[[ Working data open ]]

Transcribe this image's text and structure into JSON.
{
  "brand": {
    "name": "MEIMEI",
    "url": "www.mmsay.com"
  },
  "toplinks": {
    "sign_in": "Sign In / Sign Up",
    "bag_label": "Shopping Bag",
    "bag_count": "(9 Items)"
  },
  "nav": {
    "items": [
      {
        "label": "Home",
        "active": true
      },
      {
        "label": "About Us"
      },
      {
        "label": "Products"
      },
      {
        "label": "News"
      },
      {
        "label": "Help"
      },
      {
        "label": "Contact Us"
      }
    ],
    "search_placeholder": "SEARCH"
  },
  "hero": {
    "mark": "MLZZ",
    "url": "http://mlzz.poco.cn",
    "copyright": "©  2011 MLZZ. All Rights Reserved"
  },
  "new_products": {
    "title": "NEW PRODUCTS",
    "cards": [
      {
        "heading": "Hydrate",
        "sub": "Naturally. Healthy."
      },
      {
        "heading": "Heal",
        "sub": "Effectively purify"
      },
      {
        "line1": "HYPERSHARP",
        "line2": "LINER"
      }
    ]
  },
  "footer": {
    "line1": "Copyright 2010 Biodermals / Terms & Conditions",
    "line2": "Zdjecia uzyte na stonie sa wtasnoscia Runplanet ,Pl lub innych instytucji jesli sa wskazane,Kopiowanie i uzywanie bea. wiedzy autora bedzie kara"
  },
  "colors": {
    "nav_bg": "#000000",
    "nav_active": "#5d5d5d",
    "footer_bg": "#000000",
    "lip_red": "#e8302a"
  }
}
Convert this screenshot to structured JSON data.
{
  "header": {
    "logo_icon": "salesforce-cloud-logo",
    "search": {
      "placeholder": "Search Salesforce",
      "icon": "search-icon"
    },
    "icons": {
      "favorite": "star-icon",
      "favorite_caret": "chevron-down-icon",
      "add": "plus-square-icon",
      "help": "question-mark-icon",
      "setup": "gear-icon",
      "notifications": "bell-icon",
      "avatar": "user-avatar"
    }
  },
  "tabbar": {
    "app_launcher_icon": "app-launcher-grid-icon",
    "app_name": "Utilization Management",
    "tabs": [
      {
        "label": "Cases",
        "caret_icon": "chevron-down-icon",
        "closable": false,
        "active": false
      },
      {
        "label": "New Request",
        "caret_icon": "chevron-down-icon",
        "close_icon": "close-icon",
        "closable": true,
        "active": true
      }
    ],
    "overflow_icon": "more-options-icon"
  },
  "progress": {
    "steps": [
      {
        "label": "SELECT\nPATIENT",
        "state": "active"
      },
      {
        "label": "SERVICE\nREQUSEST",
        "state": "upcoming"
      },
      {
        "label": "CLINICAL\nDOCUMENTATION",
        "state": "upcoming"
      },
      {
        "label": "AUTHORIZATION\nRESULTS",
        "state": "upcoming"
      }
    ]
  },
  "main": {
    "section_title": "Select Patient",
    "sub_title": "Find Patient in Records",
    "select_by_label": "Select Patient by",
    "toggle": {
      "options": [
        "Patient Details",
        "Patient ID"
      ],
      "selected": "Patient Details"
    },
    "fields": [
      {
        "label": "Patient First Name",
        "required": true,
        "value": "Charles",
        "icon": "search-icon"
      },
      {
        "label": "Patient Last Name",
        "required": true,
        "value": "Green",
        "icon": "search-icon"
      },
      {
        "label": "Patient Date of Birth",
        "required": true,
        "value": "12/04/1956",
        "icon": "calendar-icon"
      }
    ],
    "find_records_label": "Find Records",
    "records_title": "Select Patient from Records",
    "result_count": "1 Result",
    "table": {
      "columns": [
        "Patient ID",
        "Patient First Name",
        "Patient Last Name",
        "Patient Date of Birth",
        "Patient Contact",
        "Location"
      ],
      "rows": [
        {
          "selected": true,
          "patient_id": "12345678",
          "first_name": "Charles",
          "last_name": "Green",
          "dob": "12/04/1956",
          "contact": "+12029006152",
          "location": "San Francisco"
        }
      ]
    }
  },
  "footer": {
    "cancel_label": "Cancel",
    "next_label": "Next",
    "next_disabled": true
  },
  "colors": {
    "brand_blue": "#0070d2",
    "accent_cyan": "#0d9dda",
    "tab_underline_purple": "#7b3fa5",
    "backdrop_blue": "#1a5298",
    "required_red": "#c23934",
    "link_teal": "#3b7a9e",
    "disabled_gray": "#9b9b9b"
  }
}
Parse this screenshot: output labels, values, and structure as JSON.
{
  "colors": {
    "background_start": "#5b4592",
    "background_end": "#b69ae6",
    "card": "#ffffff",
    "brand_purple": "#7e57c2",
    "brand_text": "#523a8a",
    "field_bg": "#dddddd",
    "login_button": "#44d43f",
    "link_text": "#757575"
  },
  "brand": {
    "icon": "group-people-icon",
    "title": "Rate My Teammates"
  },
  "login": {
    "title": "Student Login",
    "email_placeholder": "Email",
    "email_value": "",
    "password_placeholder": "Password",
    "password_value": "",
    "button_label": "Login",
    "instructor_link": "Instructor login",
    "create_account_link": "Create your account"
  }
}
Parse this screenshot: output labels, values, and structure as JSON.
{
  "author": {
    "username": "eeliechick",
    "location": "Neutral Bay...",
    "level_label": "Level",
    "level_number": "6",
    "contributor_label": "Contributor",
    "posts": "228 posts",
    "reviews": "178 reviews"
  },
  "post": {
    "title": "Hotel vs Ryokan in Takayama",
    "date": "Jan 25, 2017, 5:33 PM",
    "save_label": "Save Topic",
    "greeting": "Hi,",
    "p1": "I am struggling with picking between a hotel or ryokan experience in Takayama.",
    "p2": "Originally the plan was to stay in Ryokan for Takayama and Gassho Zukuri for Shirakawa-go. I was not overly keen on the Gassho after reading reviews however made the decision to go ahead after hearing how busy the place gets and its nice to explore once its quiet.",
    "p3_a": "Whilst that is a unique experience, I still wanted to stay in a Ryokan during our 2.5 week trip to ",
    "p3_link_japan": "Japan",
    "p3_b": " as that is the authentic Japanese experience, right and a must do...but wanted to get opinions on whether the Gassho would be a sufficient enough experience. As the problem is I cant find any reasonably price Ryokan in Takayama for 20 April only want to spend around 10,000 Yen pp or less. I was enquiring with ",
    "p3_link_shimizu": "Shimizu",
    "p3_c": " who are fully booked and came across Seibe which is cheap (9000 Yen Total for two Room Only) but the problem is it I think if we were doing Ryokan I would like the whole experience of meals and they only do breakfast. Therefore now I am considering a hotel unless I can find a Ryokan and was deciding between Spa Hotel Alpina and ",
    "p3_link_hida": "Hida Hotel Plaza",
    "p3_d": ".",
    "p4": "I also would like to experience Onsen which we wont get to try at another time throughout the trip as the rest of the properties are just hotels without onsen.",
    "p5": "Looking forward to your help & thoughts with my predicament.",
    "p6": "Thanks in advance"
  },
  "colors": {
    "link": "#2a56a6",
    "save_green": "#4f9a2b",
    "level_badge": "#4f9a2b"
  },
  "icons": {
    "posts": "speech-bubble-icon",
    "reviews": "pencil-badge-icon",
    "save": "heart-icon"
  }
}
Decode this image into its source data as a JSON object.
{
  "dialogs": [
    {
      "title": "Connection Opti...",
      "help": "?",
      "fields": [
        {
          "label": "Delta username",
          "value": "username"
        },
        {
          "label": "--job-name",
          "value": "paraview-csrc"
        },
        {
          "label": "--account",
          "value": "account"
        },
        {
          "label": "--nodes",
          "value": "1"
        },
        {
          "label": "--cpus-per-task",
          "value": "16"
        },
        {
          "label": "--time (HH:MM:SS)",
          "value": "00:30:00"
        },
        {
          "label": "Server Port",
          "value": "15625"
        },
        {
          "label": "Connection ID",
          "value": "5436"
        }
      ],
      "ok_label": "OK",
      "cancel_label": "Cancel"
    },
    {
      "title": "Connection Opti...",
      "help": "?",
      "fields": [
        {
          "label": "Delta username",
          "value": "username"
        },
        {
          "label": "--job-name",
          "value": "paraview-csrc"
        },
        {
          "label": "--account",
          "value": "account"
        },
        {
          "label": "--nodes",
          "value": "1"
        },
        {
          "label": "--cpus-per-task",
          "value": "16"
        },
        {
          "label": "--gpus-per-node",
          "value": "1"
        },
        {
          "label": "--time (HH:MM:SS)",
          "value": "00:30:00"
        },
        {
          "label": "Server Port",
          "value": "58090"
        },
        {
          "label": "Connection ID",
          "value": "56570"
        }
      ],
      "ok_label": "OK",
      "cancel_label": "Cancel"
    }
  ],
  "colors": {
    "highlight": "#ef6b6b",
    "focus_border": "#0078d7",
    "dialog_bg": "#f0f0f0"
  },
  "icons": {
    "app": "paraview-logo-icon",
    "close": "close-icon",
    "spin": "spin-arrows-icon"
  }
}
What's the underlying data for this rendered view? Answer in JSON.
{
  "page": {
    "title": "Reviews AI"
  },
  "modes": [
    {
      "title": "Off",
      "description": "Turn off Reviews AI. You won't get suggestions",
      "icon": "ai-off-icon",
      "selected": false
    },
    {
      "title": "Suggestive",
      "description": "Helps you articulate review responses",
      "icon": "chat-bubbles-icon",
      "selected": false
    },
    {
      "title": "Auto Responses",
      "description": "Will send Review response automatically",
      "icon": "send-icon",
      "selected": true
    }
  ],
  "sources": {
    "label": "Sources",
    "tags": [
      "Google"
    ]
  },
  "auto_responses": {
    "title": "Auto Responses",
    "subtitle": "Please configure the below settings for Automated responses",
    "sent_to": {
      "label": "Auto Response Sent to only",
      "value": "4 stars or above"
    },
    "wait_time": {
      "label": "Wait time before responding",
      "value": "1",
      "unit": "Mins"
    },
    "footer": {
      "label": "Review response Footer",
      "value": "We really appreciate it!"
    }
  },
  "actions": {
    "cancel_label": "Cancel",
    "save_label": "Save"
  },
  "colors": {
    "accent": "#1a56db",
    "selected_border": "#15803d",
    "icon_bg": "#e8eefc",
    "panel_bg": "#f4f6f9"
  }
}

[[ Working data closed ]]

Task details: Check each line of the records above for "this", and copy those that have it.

Answer:
Transcribe this image's text and structure into JSON.
Convert this screenshot to structured JSON data.
Parse this screenshot: output labels, values, and structure as JSON.
Parse this screenshot: output labels, values, and structure as JSON.
Decode this image into its source data as a JSON object.
What's the underlying data for this rendered view? Answer in JSON.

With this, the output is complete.